“Focused and persuasive… Bray’s book is many things: the first English-language transnational history of antifa, a how-to for would-be activists, and a record of advice from anti-Fascist organizers past and present.”—The New Yorker
“Insurgent activist movements need spokesmen, intellectuals and apologists, and for the moment Mark Bray is filling in as all three… The book’s most enlightening contribution is on the history of anti-fascist efforts over the past century, but its most relevant for today is its justification for stifling speech and clobbering white supremacists.”—Carlos Lozada, The Washington Post

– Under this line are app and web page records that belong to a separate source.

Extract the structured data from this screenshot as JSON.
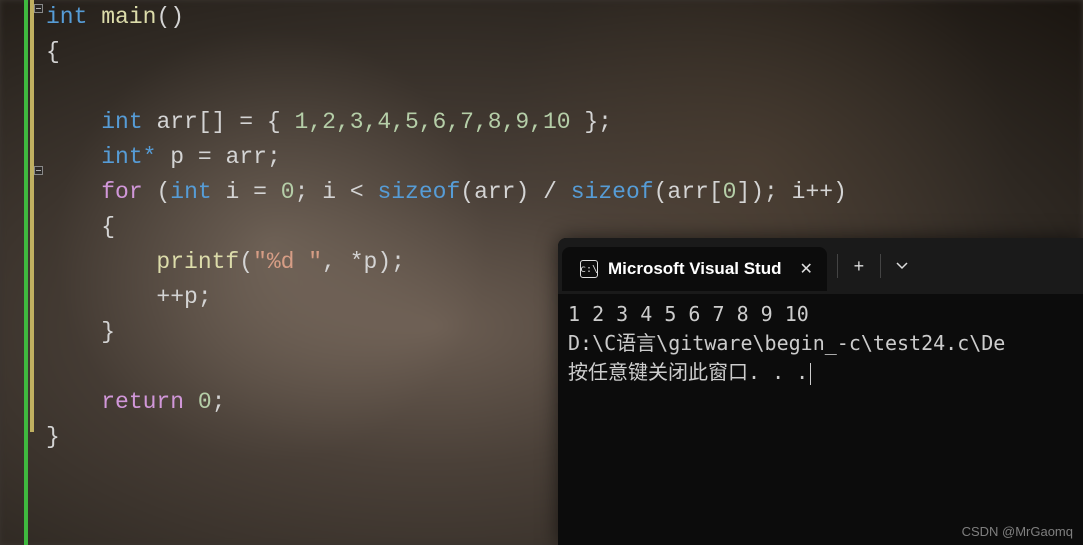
{
  "code": {
    "line1": {
      "t1": "int",
      "sp1": " ",
      "fn": "main",
      "paren": "()"
    },
    "line2": {
      "brace": "{"
    },
    "line4": {
      "indent": "    ",
      "t1": "int",
      "sp1": " ",
      "var": "arr",
      "brackets": "[]",
      "sp2": " ",
      "eq": "=",
      "sp3": " ",
      "ob": "{ ",
      "nums": "1,2,3,4,5,6,7,8,9,10",
      "cb": " };"
    },
    "line5": {
      "indent": "    ",
      "t1": "int",
      "star": "*",
      "sp1": " ",
      "var": "p",
      "sp2": " ",
      "eq": "=",
      "sp3": " ",
      "rhs": "arr",
      "semi": ";"
    },
    "line6": {
      "indent": "    ",
      "kw": "for",
      "sp1": " ",
      "op": "(",
      "t1": "int",
      "sp2": " ",
      "var": "i",
      "sp3": " ",
      "eq": "=",
      "sp4": " ",
      "n0": "0",
      "semi1": ";",
      "sp5": " ",
      "var2": "i",
      "sp6": " ",
      "lt": "<",
      "sp7": " ",
      "sz1": "sizeof",
      "op2": "(",
      "arr1": "arr",
      "cp1": ")",
      "sp8": " ",
      "div": "/",
      "sp9": " ",
      "sz2": "sizeof",
      "op3": "(",
      "arr2": "arr",
      "ob": "[",
      "z": "0",
      "cb": "]",
      "cp2": ");",
      "sp10": " ",
      "var3": "i",
      "inc": "++",
      "cp3": ")"
    },
    "line7": {
      "indent": "    ",
      "brace": "{"
    },
    "line8": {
      "indent": "        ",
      "fn": "printf",
      "op": "(",
      "str": "\"%d \"",
      "comma": ",",
      "sp": " ",
      "star": "*",
      "var": "p",
      "cp": ");"
    },
    "line9": {
      "indent": "        ",
      "inc": "++",
      "var": "p",
      "semi": ";"
    },
    "line10": {
      "indent": "    ",
      "brace": "}"
    },
    "line12": {
      "indent": "    ",
      "kw": "return",
      "sp": " ",
      "n": "0",
      "semi": ";"
    },
    "line13": {
      "brace": "}"
    }
  },
  "terminal": {
    "tab_title": "Microsoft Visual Stud",
    "output_line1": "1 2 3 4 5 6 7 8 9 10",
    "output_line2": "D:\\C语言\\gitware\\begin_-c\\test24.c\\De",
    "output_line3": "按任意键关闭此窗口. . ."
  },
  "watermark": "CSDN @MrGaomq"
}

“[Bray’s] analysis is methodical, and clearly informed by both his historical training and 15 years of organizing, which included Occupy Wall Street…Antifa: The Anti-Fascist Handbook couldn’t have emerged at a more opportune time. Bray’s arguments are incisive and cohesive, and his consistent refusal to back down from principle makes the book a crucial intervention in our political moment.”—San Francisco Chronicle
“An excellent primer and essential reading.”—Counterpunch
“Mark Bray does a great job detailing the movement’s growth in the U.S. and giving historical context to the antifa’s resurgence. Read the book if you want to learn even more…”—Reveal News
“[An] excellent introduction, which serves as a reasoned and passionate defense…Antifa: The Anti-fascist Handbook serves as an educational tool for those whose inclination is to support antifa because they oppose fascism and white supremacy, but remain on the fence… Bray’s concise and multilayered text is an essential aid in that task.”—Counterpunch
About the Author
Mark Bray is a historian of human rights, terrorism, and political radicalism in Modern Europe who was one of the organizers of Occupy Wall Street. He is the author of Translating Anarchy: The Anarchism of Occupy Wall Street, and the co-editor of Anarchist Education and the Modern School: A Francisco Ferrer Reader. His work has appeared in Foreign Policy, Critical Quarterly, ROAR Magazine, and numerous edited volumes. He is currently a lecturer at Dartmouth College.